She goes on to detail how communities can redefine the narrative of women and sport so that people like Lizzie can have better experiences:
“I think it’s about communities coming together, all parts of the community, and supporting each other.
“Allowing people from diverse backgrounds to have the same opportunities as those who have traditionally participated in sports, and offering a welcoming environment.”
Even though Lizzie’s interactions in ENG-ER-LAND are all important in their own right, it’s a journey that she and the audience go on together.
We see her fragility when it comes to understanding her identity. Equally, we witness how she is just a child learning to accept herself.
In a heartwarming section, the audience sees Lizzie accepting all aspects of her British and South Asian cultures.
The distance she once had a feeling of is gone. Like many British Asians, her identity starts forming by embracing all the elements that make her ‘different’.
An Outstanding Performance
Fusing her theatrical skills and dramatic qualities, Hannah’s performance in ENG-ER-LAND is truly captivating.
Drawing upon her own experiences as well as exaggerating certain scenarios helps propel the play into this incredible cinematic production.
However, it wasn’t all smooth sailing for the talented performer. Noting the challenges that went into creating the play, Hannah states:
“It can be hard to distance yourself when writing work rooted in lived experience. To keep clear in your mind which of your own experiences serve the story you are trying to tell is hard.
“I found this a challenge but was supported in my writing process by dramaturg Milli Bhatia. She helped me gain clarity around this.
“ENG-ER-LAND is by no means totally autobiographical but it is inspired by things I have experienced and witnessed.”
“It’s also about big issues, which could have been daunting. But I’ve been really supported by all of my collaborators and especially Anwar Uddin, head of the Fans For Diversity campaign.
“I think they are issues which need to be explored theatrically. I have tried to present them in a way which doesn’t make the audience feel that they are being lectured, by using the lens of a teenage girl.”

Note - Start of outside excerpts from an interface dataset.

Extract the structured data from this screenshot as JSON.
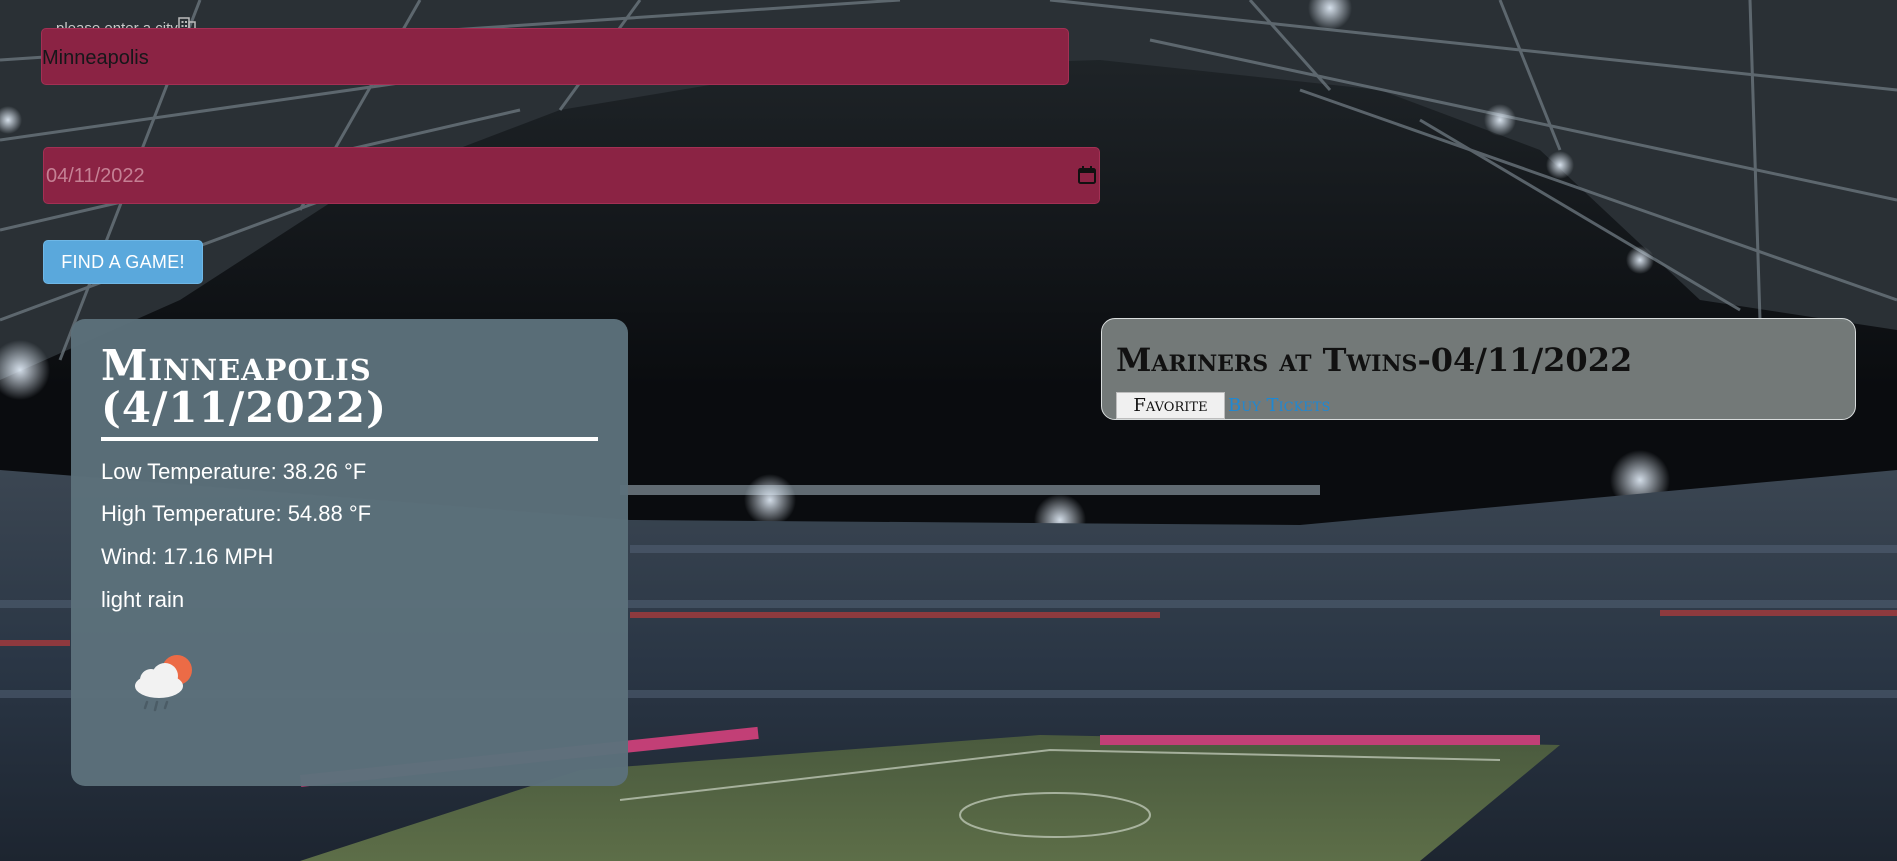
{
  "search": {
    "city_label": "please enter a city",
    "city_value": "Minneapolis",
    "date_value": "04/11/2022",
    "submit_label": "FIND A GAME!"
  },
  "weather": {
    "title": "Minneapolis (4/11/2022)",
    "low": "Low Temperature: 38.26 °F",
    "high": "High Temperature: 54.88 °F",
    "wind": "Wind: 17.16 MPH",
    "description": "light rain",
    "icon": "cloud-rain-sun-icon"
  },
  "game": {
    "title": "Mariners at Twins-04/11/2022",
    "favorite_label": "Favorite",
    "tickets_label": "Buy Tickets"
  },
  "colors": {
    "input_bg": "#8b2344",
    "button_bg": "#5aa8dc",
    "weather_card_bg": "#5c717b",
    "game_card_bg": "#787e7d",
    "link": "#1e88d3"
  },
  "background": "stadium-photo"
}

Overcoming these challenges has proven tough but audiences will agree that Hannah gives a spellbinding performance.
Her effortless choreography, engrossing movements and decadent accents were impressive and artistic.
The way she glides across the stage, keeps eye contact with audience members and comically interacts with herself is so innovative.
Hannah has a gift of the gab in the way she is able to express her emotions in just one expression. The fact ENG-ER-LAND is a one-woman play emphasises just how powerful her performance is.
Capturing the essence of all the characters and interactions through her is so unique and happens seamlessly in the play.
The actress also hopes that audiences will feel a certain way once they have seen the production:
“I hope they’ll have a sense of empathy and shared experience, and reflect on their own behaviour. I hope it will encourage audiences to stand up for others and to move towards being actively anti-racist.”
Addressing controversial topics and difficult conversations, ENG-ER-LAND is a magical tale of one girl’s footballing journey around identity.
A Must-See Production
Touring over fifteen venues until April 2, 2022, ENG-ER-LAND is a must-see fusion of football, race and culture.
Funded by Arts Council England and The Football Supporters’ Association, Hannah Kumari has done a tremendous job in reliving the story of so many young women.
Advocating for British Asian girls, addressing racism and expressing the power of football make ENG-ER-LAND magical.
The play gives onlookers from all backgrounds a glimpse of how important it is to create a safe and inclusive place within sport and society.
Undoubtedly, ENG-ER-LAND is a catalyst in promoting this type of change.
Find out more about Hannah Kumari’s ENG-ER-LAND here.